--- START ---

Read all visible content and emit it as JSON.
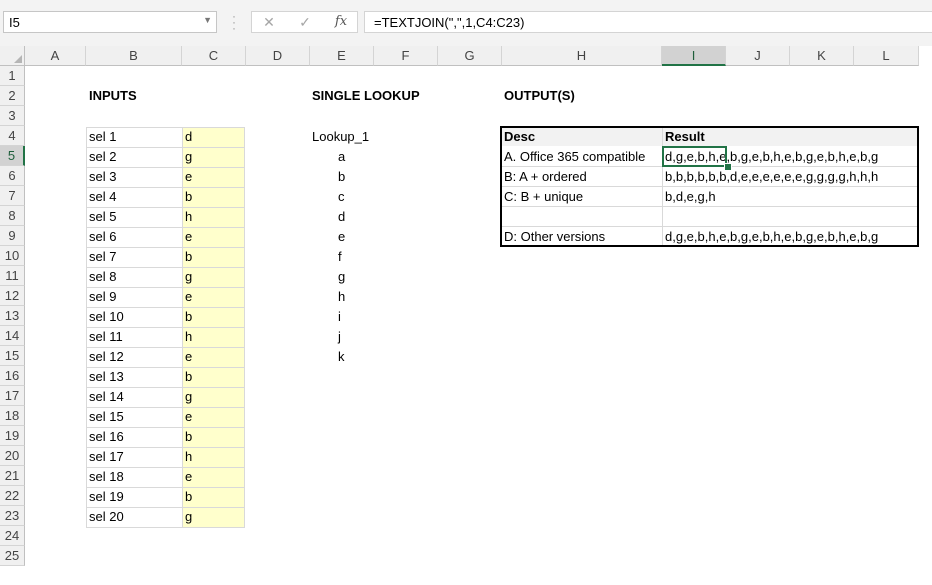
{
  "formula_bar": {
    "name_box": "I5",
    "formula": "=TEXTJOIN(\",\",1,C4:C23)",
    "cancel_icon": "✕",
    "enter_icon": "✓",
    "fx_label": "fx"
  },
  "columns": [
    "A",
    "B",
    "C",
    "D",
    "E",
    "F",
    "G",
    "H",
    "I",
    "J",
    "K",
    "L"
  ],
  "rows": [
    "1",
    "2",
    "3",
    "4",
    "5",
    "6",
    "7",
    "8",
    "9",
    "10",
    "11",
    "12",
    "13",
    "14",
    "15",
    "16",
    "17",
    "18",
    "19",
    "20",
    "21",
    "22",
    "23",
    "24",
    "25"
  ],
  "selected_cell": {
    "column": "I",
    "row": "5"
  },
  "inputs": {
    "title": "INPUTS",
    "items": [
      {
        "label": "sel 1",
        "value": "d"
      },
      {
        "label": "sel 2",
        "value": "g"
      },
      {
        "label": "sel 3",
        "value": "e"
      },
      {
        "label": "sel 4",
        "value": "b"
      },
      {
        "label": "sel 5",
        "value": "h"
      },
      {
        "label": "sel 6",
        "value": "e"
      },
      {
        "label": "sel 7",
        "value": "b"
      },
      {
        "label": "sel 8",
        "value": "g"
      },
      {
        "label": "sel 9",
        "value": "e"
      },
      {
        "label": "sel 10",
        "value": "b"
      },
      {
        "label": "sel 11",
        "value": "h"
      },
      {
        "label": "sel 12",
        "value": "e"
      },
      {
        "label": "sel 13",
        "value": "b"
      },
      {
        "label": "sel 14",
        "value": "g"
      },
      {
        "label": "sel 15",
        "value": "e"
      },
      {
        "label": "sel 16",
        "value": "b"
      },
      {
        "label": "sel 17",
        "value": "h"
      },
      {
        "label": "sel 18",
        "value": "e"
      },
      {
        "label": "sel 19",
        "value": "b"
      },
      {
        "label": "sel 20",
        "value": "g"
      }
    ]
  },
  "lookup": {
    "title": "SINGLE LOOKUP",
    "header": "Lookup_1",
    "values": [
      "a",
      "b",
      "c",
      "d",
      "e",
      "f",
      "g",
      "h",
      "i",
      "j",
      "k"
    ]
  },
  "outputs": {
    "title": "OUTPUT(S)",
    "desc_header": "Desc",
    "result_header": "Result",
    "rows": [
      {
        "desc": "A. Office 365 compatible",
        "result": "d,g,e,b,h,e,b,g,e,b,h,e,b,g,e,b,h,e,b,g"
      },
      {
        "desc": "B: A + ordered",
        "result": "b,b,b,b,b,b,d,e,e,e,e,e,e,g,g,g,g,h,h,h"
      },
      {
        "desc": "C: B + unique",
        "result": "b,d,e,g,h"
      },
      {
        "desc": "",
        "result": ""
      },
      {
        "desc": "D: Other versions",
        "result": "d,g,e,b,h,e,b,g,e,b,h,e,b,g,e,b,h,e,b,g"
      }
    ]
  },
  "colors": {
    "selection": "#217346",
    "input_fill": "#ffffcc",
    "header_fill": "#f2f2f2"
  }
}
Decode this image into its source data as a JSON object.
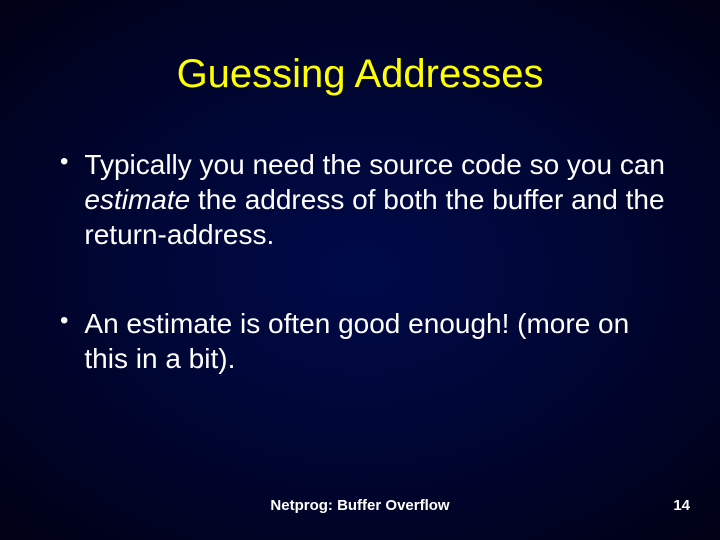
{
  "slide": {
    "title": "Guessing Addresses",
    "bullets": [
      {
        "before": "Typically you need the source code so you can ",
        "italic": "estimate",
        "after": " the address of both the buffer and the return-address."
      },
      {
        "before": "An estimate is often good enough! (more on this in a bit).",
        "italic": "",
        "after": ""
      }
    ],
    "footer_title": "Netprog: Buffer Overflow",
    "page_number": "14"
  }
}
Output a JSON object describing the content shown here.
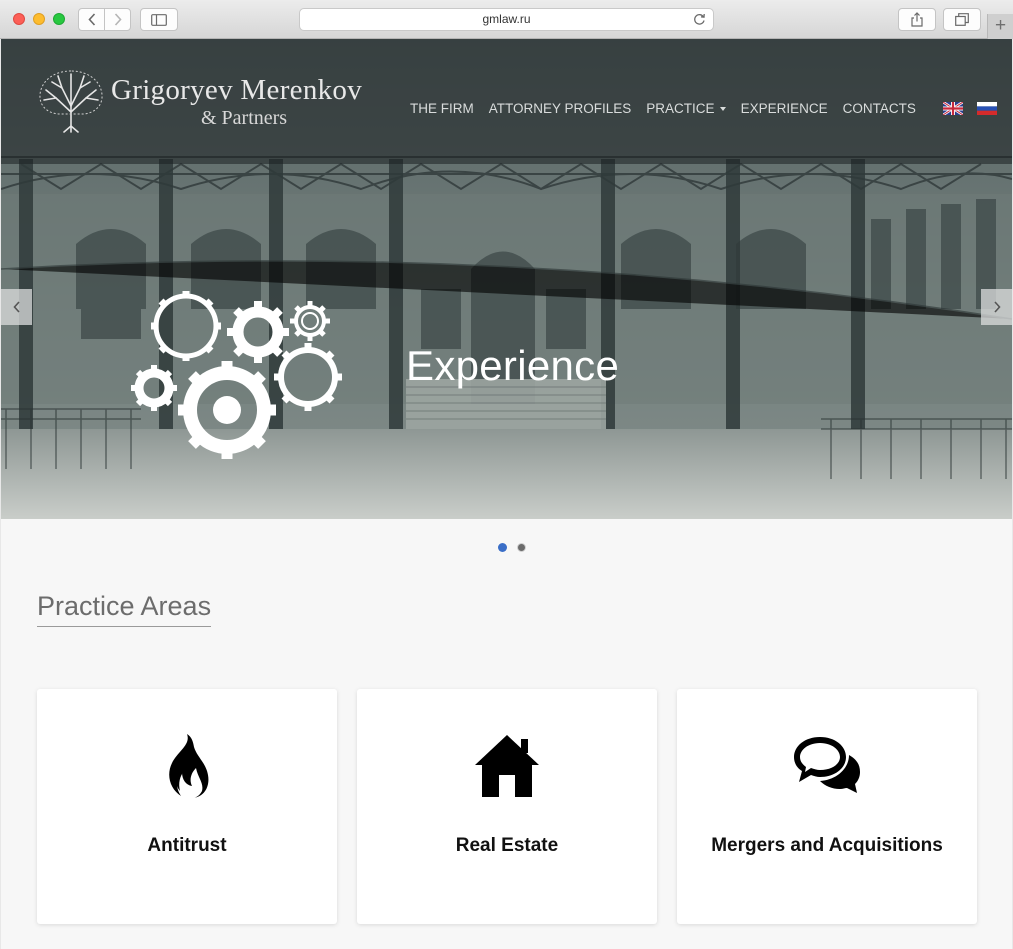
{
  "browser": {
    "url": "gmlaw.ru"
  },
  "brand": {
    "name": "Grigoryev Merenkov",
    "subtitle": "& Partners"
  },
  "nav": {
    "items": [
      "THE FIRM",
      "ATTORNEY PROFILES",
      "PRACTICE",
      "EXPERIENCE",
      "CONTACTS"
    ],
    "languages": [
      "en",
      "ru"
    ]
  },
  "slider": {
    "title": "Experience",
    "slide_count": 2,
    "active_slide": 1
  },
  "practice": {
    "heading": "Practice Areas",
    "cards": [
      {
        "label": "Antitrust",
        "icon": "fire-icon"
      },
      {
        "label": "Real Estate",
        "icon": "home-icon"
      },
      {
        "label": "Mergers and Acquisitions",
        "icon": "comments-icon"
      }
    ]
  },
  "colors": {
    "accent": "#3a6ec7",
    "card_text": "#111111",
    "heading_text": "#6c6c6c"
  }
}
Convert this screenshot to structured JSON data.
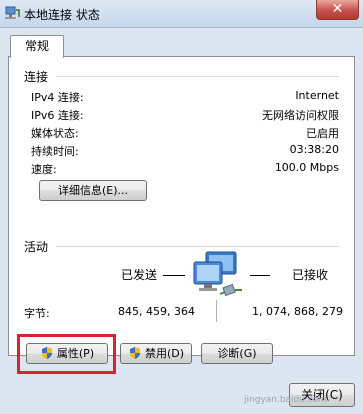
{
  "window": {
    "title": "本地连接 状态",
    "close_glyph": "✕"
  },
  "tabs": [
    {
      "label": "常规"
    }
  ],
  "connection": {
    "heading": "连接",
    "rows": [
      {
        "label": "IPv4 连接:",
        "value": "Internet"
      },
      {
        "label": "IPv6 连接:",
        "value": "无网络访问权限"
      },
      {
        "label": "媒体状态:",
        "value": "已启用"
      },
      {
        "label": "持续时间:",
        "value": "03:38:20"
      },
      {
        "label": "速度:",
        "value": "100.0 Mbps"
      }
    ],
    "details_button": "详细信息(E)..."
  },
  "activity": {
    "heading": "活动",
    "sent_label": "已发送",
    "received_label": "已接收",
    "bytes_label": "字节:",
    "bytes_sent": "845, 459, 364",
    "bytes_received": "1, 074, 868, 279"
  },
  "actions": {
    "properties": "属性(P)",
    "disable": "禁用(D)",
    "diagnose": "诊断(G)"
  },
  "footer": {
    "close_button": "关闭(C)",
    "watermark": "jingyan.baidu.com"
  },
  "colors": {
    "highlight": "#d9232e",
    "titlebar": "#c6d6ec",
    "close": "#c75050"
  },
  "icons": {
    "window": "network-icon",
    "shield": "uac-shield-icon",
    "activity": "network-computers-icon"
  }
}
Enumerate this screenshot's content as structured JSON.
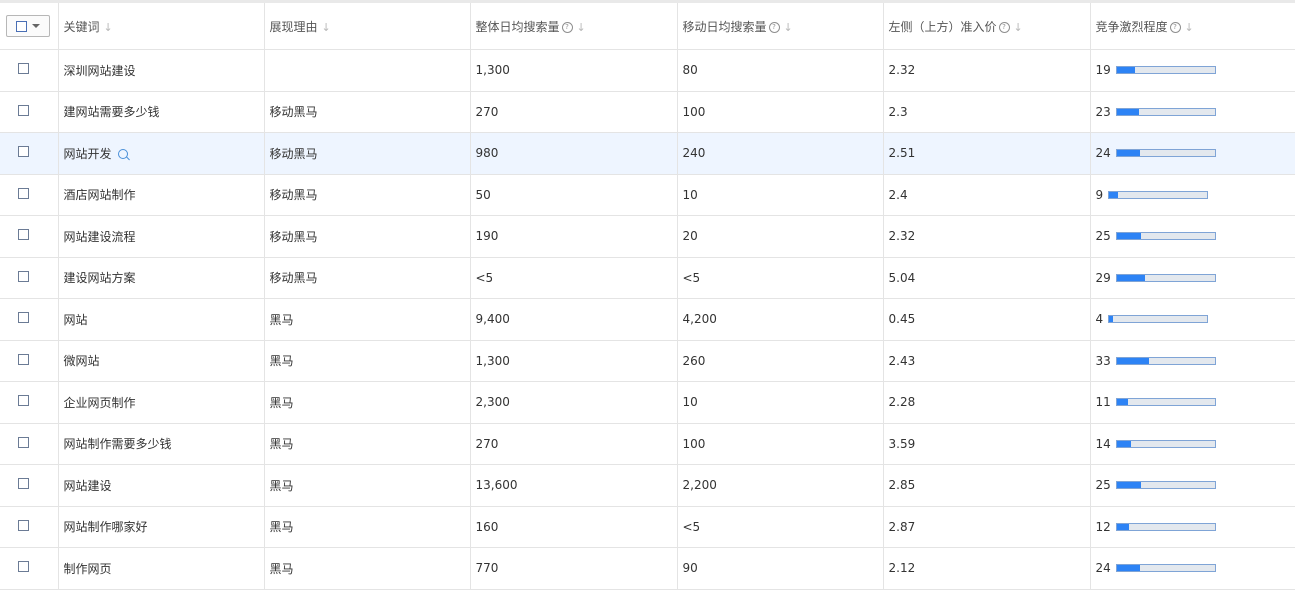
{
  "header": {
    "keyword": "关键词",
    "reason": "展现理由",
    "daily_search": "整体日均搜索量",
    "mobile_search": "移动日均搜索量",
    "left_top_price": "左侧（上方）准入价",
    "competition": "竞争激烈程度",
    "help_glyph": "?",
    "sort_glyph": "↓"
  },
  "rows": [
    {
      "keyword": "深圳网站建设",
      "reason": "",
      "daily": "1,300",
      "mobile": "80",
      "price": "2.32",
      "competition": 19,
      "has_search_icon": false
    },
    {
      "keyword": "建网站需要多少钱",
      "reason": "移动黑马",
      "daily": "270",
      "mobile": "100",
      "price": "2.3",
      "competition": 23,
      "has_search_icon": false
    },
    {
      "keyword": "网站开发",
      "reason": "移动黑马",
      "daily": "980",
      "mobile": "240",
      "price": "2.51",
      "competition": 24,
      "has_search_icon": true
    },
    {
      "keyword": "酒店网站制作",
      "reason": "移动黑马",
      "daily": "50",
      "mobile": "10",
      "price": "2.4",
      "competition": 9,
      "has_search_icon": false
    },
    {
      "keyword": "网站建设流程",
      "reason": "移动黑马",
      "daily": "190",
      "mobile": "20",
      "price": "2.32",
      "competition": 25,
      "has_search_icon": false
    },
    {
      "keyword": "建设网站方案",
      "reason": "移动黑马",
      "daily": "<5",
      "mobile": "<5",
      "price": "5.04",
      "competition": 29,
      "has_search_icon": false
    },
    {
      "keyword": "网站",
      "reason": "黑马",
      "daily": "9,400",
      "mobile": "4,200",
      "price": "0.45",
      "competition": 4,
      "has_search_icon": false
    },
    {
      "keyword": "微网站",
      "reason": "黑马",
      "daily": "1,300",
      "mobile": "260",
      "price": "2.43",
      "competition": 33,
      "has_search_icon": false
    },
    {
      "keyword": "企业网页制作",
      "reason": "黑马",
      "daily": "2,300",
      "mobile": "10",
      "price": "2.28",
      "competition": 11,
      "has_search_icon": false
    },
    {
      "keyword": "网站制作需要多少钱",
      "reason": "黑马",
      "daily": "270",
      "mobile": "100",
      "price": "3.59",
      "competition": 14,
      "has_search_icon": false
    },
    {
      "keyword": "网站建设",
      "reason": "黑马",
      "daily": "13,600",
      "mobile": "2,200",
      "price": "2.85",
      "competition": 25,
      "has_search_icon": false
    },
    {
      "keyword": "网站制作哪家好",
      "reason": "黑马",
      "daily": "160",
      "mobile": "<5",
      "price": "2.87",
      "competition": 12,
      "has_search_icon": false
    },
    {
      "keyword": "制作网页",
      "reason": "黑马",
      "daily": "770",
      "mobile": "90",
      "price": "2.12",
      "competition": 24,
      "has_search_icon": false
    }
  ],
  "highlight_row": 2,
  "colors": {
    "bar_fill": "#2d83f5",
    "bar_track": "#e3e8ee",
    "bar_border": "#7fa4d6",
    "highlight": "#eef5ff"
  }
}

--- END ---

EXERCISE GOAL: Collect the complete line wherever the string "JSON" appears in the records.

EXPECTED ANSWER:
Read all visible content and emit it as JSON.
Decode this image into its source data as a JSON object.
Output a JSON object describing the content shown here.
Convert this screenshot to structured JSON data.
Enumerate this screenshot's content as structured JSON.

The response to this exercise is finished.